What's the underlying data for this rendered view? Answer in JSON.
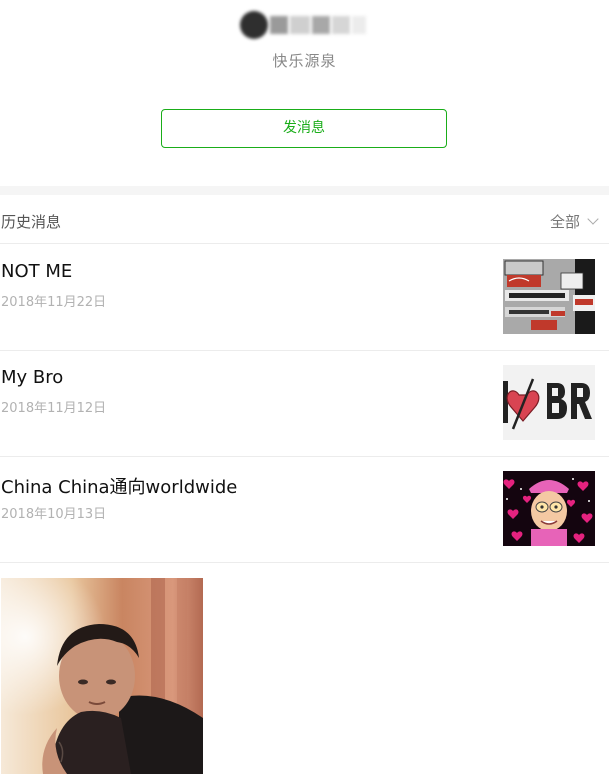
{
  "profile": {
    "subtitle": "快乐源泉"
  },
  "actions": {
    "send_message_label": "发消息"
  },
  "history": {
    "title": "历史消息",
    "filter_label": "全部"
  },
  "articles": [
    {
      "title": "NOT ME",
      "date": "2018年11月22日",
      "thumb_icon": "fashion-label-collage-icon"
    },
    {
      "title": "My Bro",
      "date": "2018年11月12日",
      "thumb_icon": "heart-bro-text-icon"
    },
    {
      "title": "China China通向worldwide",
      "date": "2018年10月13日",
      "thumb_icon": "cartoon-avatar-hearts-icon"
    }
  ],
  "colors": {
    "accent": "#1aad19",
    "muted_text": "#b2b2b2",
    "divider": "#ececec"
  }
}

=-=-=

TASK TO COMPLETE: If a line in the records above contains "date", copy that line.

TASK ANSWER:
      "date": "2018年11月22日",
      "date": "2018年11月12日",
      "date": "2018年10月13日",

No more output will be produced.